Downstairs we didn’t realise that there was a problem. But upstairs there was a weird smell.  It turned out that this was the smell of the ceiling burning. At first I just thought that the new wood had a peculiar smell. The chimney goes through the room where our office is, that’s the room with the PCs and the cameras, in fact all the things which we use for our jobs. When I discovered that the roof of our office was aflame I didn’t exactly panic. It was confusing. How could it be possible that the ceiling be burning? My husband and I swung into action with buckets of water. It was at this point that I realised that I hadn’t ever rung the Emergency number before: I had to Google “Spain Emergency Number” (it’s 112 by the way). I got as far as “I have a fire in my house” in Spanish before I started freaking out and losing the ability to understand or speak any language except gibberish. Meanwhile my husband switched to “Man Put Out Fire” and got on with it.
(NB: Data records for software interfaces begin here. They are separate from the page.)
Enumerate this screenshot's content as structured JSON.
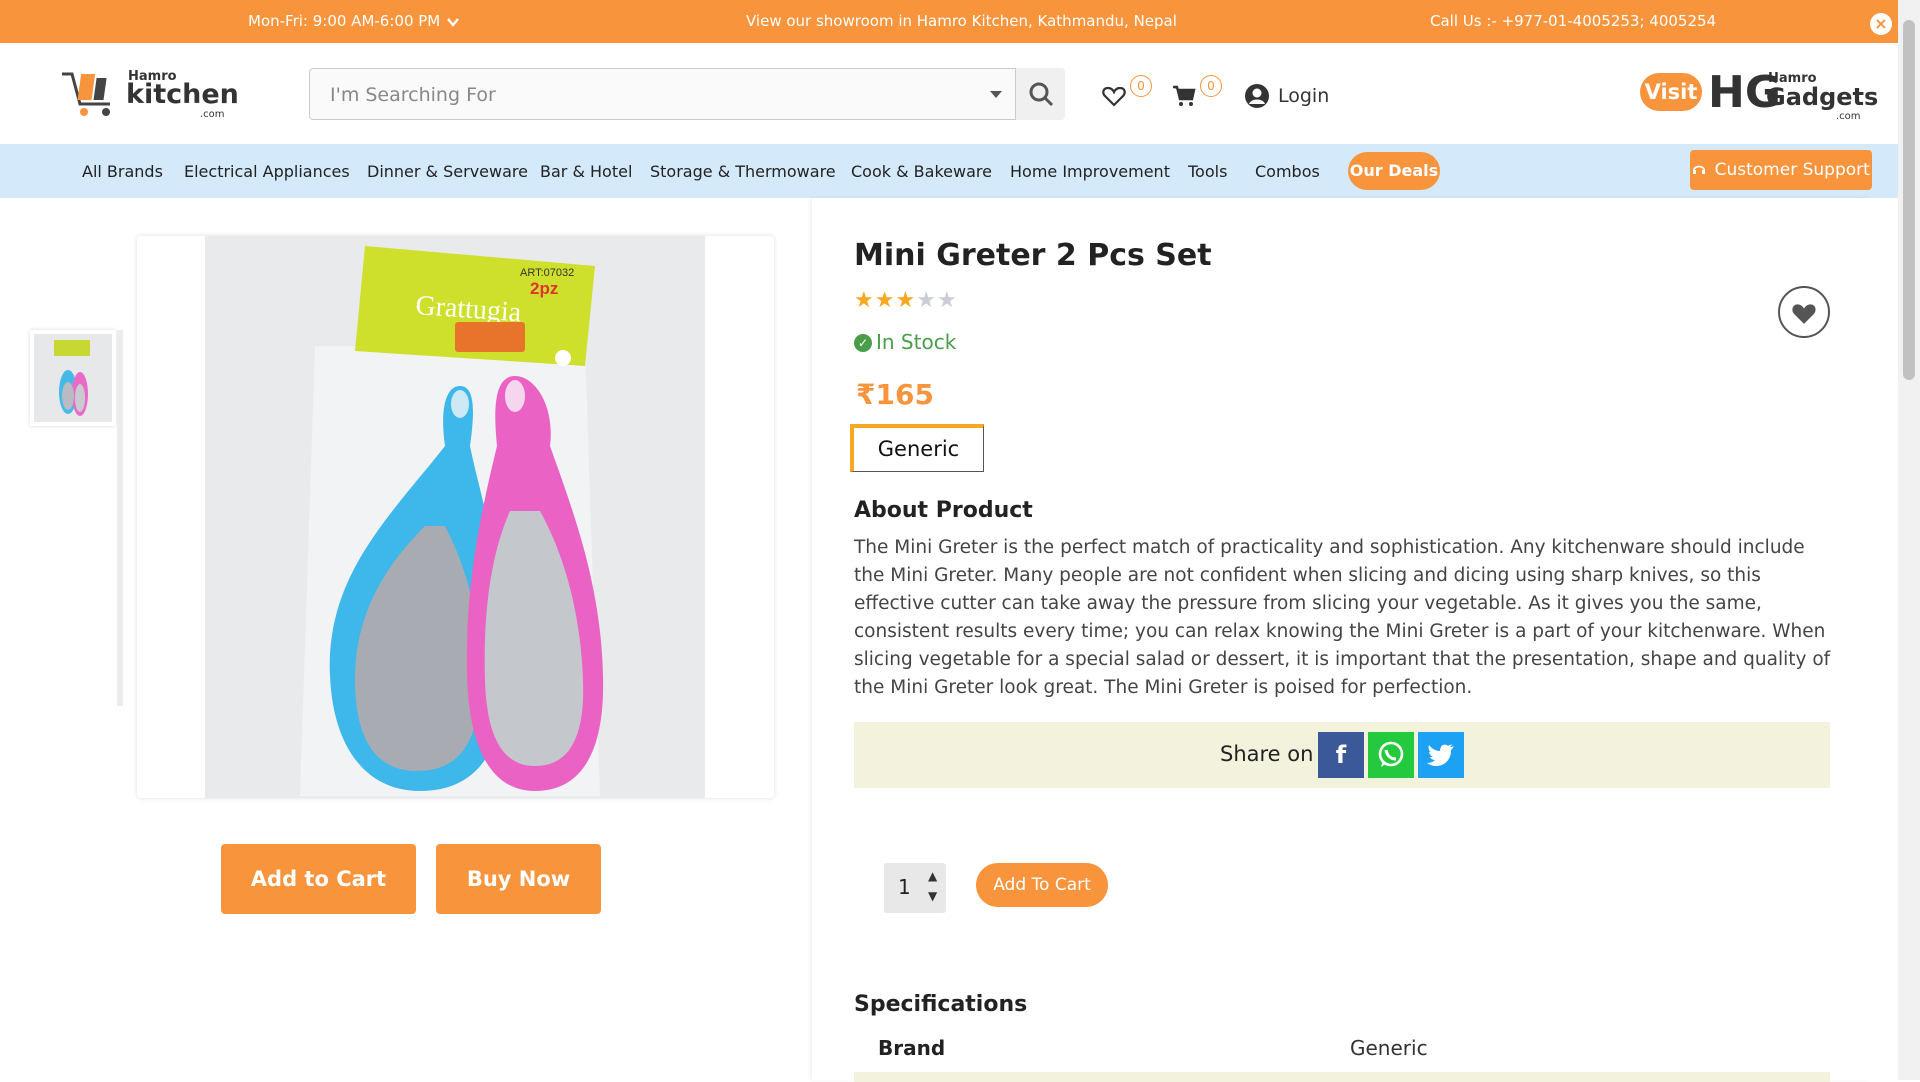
{
  "topbar": {
    "hours": "Mon-Fri: 9:00 AM-6:00 PM",
    "showroom": "View our showroom in Hamro Kitchen, Kathmandu, Nepal",
    "call": "Call Us :- +977-01-4005253; 4005254",
    "close_icon": "close-icon"
  },
  "header": {
    "logo": {
      "hamro": "Hamro",
      "kitchen": "kitchen",
      "dotcom": ".com"
    },
    "search": {
      "placeholder": "I'm Searching For"
    },
    "wishlist_count": "0",
    "cart_count": "0",
    "login": "Login",
    "visit": "Visit",
    "partner": {
      "hamro": "Hamro",
      "name": "Gadgets",
      "dotcom": ".com",
      "glyph": "HG"
    }
  },
  "nav": {
    "items": [
      "All Brands",
      "Electrical Appliances",
      "Dinner & Serveware",
      "Bar & Hotel",
      "Storage & Thermoware",
      "Cook & Bakeware",
      "Home Improvement",
      "Tools",
      "Combos"
    ],
    "deals": "Our Deals",
    "support": "Customer Support"
  },
  "product": {
    "title": "Mini Greter 2 Pcs Set",
    "rating": 3,
    "rating_max": 5,
    "stock": "In Stock",
    "currency": "₹",
    "price": "165",
    "brand_chip": "Generic",
    "image_labels": {
      "art": "ART:07032",
      "count": "2pz",
      "name": "Grattugia"
    },
    "buttons": {
      "add_to_cart": "Add to Cart",
      "buy_now": "Buy Now"
    }
  },
  "about": {
    "heading": "About Product",
    "text": "The Mini Greter is the perfect match of practicality and sophistication. Any kitchenware should include the Mini Greter. Many people are not confident when slicing and dicing using sharp knives, so this effective cutter can take away the pressure from slicing your vegetable. As it gives you the same, consistent results every time; you can relax knowing the Mini Greter is a part of your kitchenware. When slicing vegetable for a special salad or dessert, it is important that the presentation, shape and quality of the Mini Greter look great. The Mini Greter is poised for perfection."
  },
  "share": {
    "label": "Share on",
    "facebook": "f"
  },
  "purchase": {
    "quantity": "1",
    "add_to_cart": "Add To Cart"
  },
  "specifications": {
    "heading": "Specifications",
    "rows": [
      {
        "key": "Brand",
        "value": "Generic"
      }
    ]
  },
  "colors": {
    "accent": "#f7943c",
    "nav_bg": "#d4e9fa",
    "stock_green": "#4a9e4a",
    "share_bg": "#f3f2dd",
    "facebook": "#3b5998",
    "whatsapp": "#25c93e",
    "twitter": "#1da1f2"
  }
}
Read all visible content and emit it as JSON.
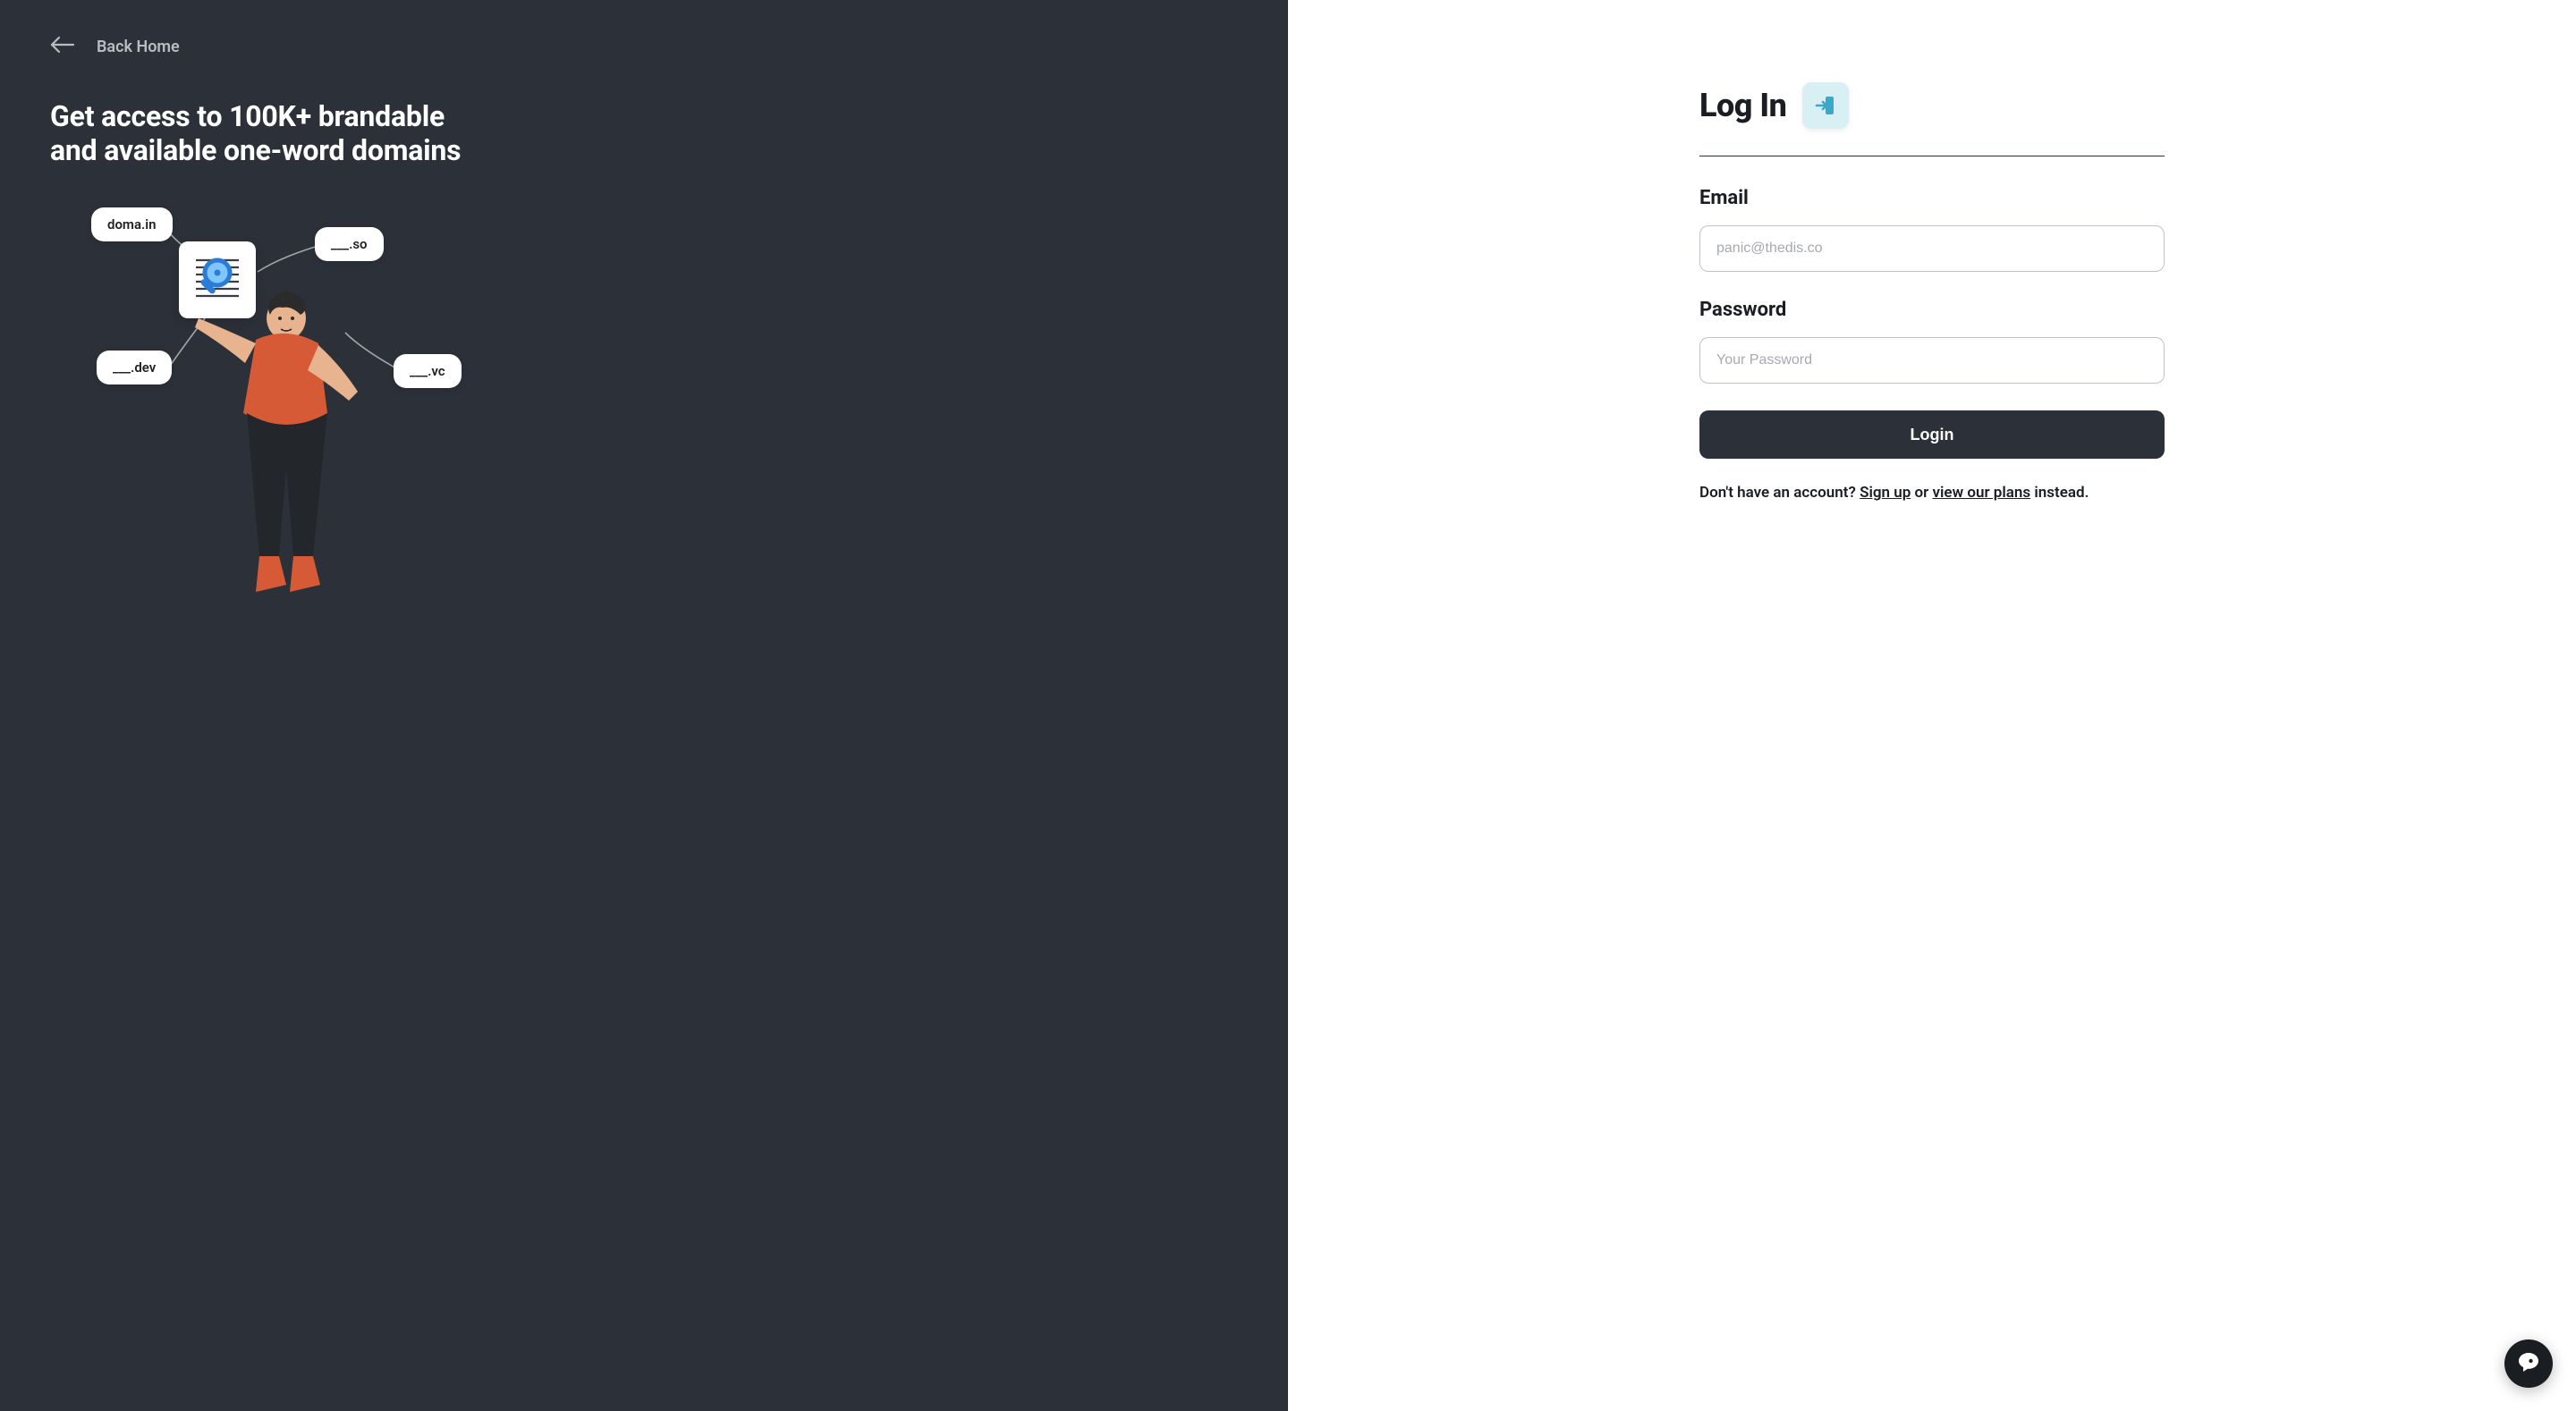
{
  "left": {
    "back_label": "Back Home",
    "tagline": "Get access to 100K+ brandable and available one-word domains",
    "bubbles": {
      "doma": "doma.in",
      "so": "___.so",
      "dev": "___.dev",
      "vc": "___.vc"
    }
  },
  "form": {
    "title": "Log In",
    "email_label": "Email",
    "email_placeholder": "panic@thedis.co",
    "email_value": "",
    "password_label": "Password",
    "password_placeholder": "Your Password",
    "password_value": "",
    "submit_label": "Login",
    "footer_prefix": "Don't have an account? ",
    "signup_label": "Sign up",
    "footer_middle": " or ",
    "plans_label": "view our plans",
    "footer_suffix": " instead."
  }
}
The Bomberos joined us from Santa Ponca, and we were also visited by our Local Police and then the Guardia. Together we figured out what the cause of the fire was: the sap from the newly cut wood was condensing at the top of the chimney and ignited residual soot.

The police and the firemen impressed me with their attitudes: they were calm, friendly, and thorough.  As you do, I ended up chatting with one of them and discovered that he really liked cats. Absurdly we talked about our cats that were all lined up on the stairs in a “What’s going on?” formation, whilst his colleagues went up on the cherry picker ladder to check the fire was out completely. It was nothing like the horrendous destructive fire that ravaged through our valley last year, but these were some of the guys who had been fighting it. I’ve got to say that I thought they were fantastic.

So: the fire was put out, and no one was hurt, but it certainly spooked us. What if I hadn’t smelt the strange odour? What if we’d nodded off downstairs, what if, what if? The next night we sat in living room in our jumpers, coats, hats, scarves and gloves, the cats were pretty miffed there wasn’t a fire to arrange themselves in front of. They’ve submitted their complaint in triplicate. http://www.familymattersmallorca.com